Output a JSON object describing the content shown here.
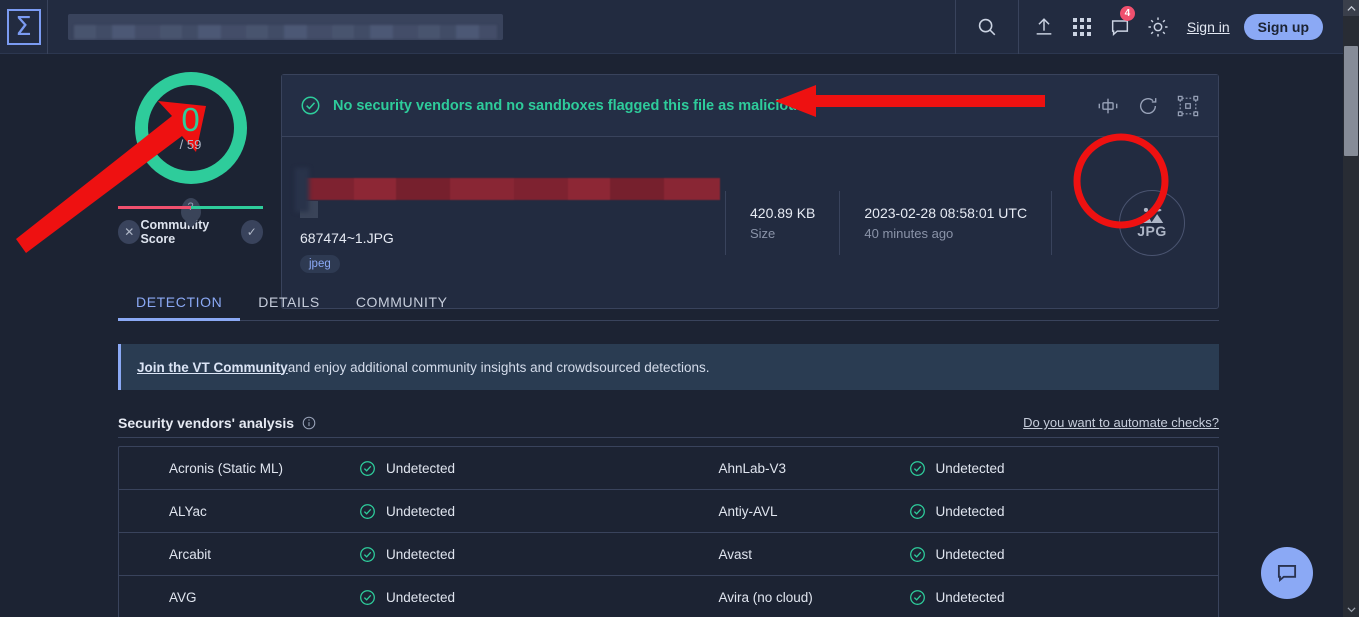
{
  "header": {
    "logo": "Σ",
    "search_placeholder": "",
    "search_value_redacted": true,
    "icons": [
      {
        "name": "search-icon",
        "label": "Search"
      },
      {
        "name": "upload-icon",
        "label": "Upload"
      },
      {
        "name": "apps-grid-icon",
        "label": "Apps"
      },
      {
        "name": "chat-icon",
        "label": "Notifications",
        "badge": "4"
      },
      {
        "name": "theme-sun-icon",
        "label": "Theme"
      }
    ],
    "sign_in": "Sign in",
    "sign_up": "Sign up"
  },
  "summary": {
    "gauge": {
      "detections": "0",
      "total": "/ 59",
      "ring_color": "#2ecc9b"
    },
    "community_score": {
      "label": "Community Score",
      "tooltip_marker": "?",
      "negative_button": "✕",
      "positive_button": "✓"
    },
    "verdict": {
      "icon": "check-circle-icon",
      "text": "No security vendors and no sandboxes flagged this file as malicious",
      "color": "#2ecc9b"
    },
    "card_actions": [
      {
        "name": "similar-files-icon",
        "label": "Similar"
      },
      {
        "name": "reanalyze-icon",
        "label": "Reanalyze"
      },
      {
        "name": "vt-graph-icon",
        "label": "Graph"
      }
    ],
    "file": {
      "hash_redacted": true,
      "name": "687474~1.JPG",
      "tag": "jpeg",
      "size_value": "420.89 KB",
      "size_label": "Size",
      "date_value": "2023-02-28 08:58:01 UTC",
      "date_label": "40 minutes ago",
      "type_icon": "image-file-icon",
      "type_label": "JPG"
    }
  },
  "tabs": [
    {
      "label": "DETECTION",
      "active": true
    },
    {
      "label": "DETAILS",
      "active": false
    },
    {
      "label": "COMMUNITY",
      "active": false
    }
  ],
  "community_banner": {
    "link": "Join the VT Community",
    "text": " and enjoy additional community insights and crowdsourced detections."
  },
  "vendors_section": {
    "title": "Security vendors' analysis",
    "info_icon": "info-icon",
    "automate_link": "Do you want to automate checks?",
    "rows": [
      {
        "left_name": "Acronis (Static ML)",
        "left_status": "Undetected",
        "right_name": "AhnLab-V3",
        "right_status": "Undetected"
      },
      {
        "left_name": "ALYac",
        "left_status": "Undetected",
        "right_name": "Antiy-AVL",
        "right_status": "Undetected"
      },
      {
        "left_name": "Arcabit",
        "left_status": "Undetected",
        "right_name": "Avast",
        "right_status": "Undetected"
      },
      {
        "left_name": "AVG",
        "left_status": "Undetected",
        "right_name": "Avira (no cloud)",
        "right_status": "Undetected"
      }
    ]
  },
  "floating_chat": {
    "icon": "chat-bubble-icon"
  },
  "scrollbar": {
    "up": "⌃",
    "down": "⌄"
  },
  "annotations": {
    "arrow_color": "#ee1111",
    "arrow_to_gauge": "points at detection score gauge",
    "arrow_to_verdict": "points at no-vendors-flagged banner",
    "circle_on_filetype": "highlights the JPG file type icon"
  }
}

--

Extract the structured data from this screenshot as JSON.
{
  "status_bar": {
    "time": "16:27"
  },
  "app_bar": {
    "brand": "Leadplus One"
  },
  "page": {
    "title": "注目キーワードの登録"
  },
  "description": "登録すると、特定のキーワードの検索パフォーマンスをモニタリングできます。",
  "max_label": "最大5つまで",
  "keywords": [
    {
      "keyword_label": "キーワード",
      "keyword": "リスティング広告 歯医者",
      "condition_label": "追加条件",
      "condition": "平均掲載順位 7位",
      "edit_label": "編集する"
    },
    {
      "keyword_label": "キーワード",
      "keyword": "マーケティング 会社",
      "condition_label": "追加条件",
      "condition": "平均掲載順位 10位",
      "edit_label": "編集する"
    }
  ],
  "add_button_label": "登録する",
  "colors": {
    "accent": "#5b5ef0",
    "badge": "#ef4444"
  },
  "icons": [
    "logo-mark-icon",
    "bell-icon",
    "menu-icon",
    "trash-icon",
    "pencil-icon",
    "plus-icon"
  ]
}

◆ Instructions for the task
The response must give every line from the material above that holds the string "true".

◆ Result
    "search_value_redacted": true,
      "hash_redacted": true,
      "active": true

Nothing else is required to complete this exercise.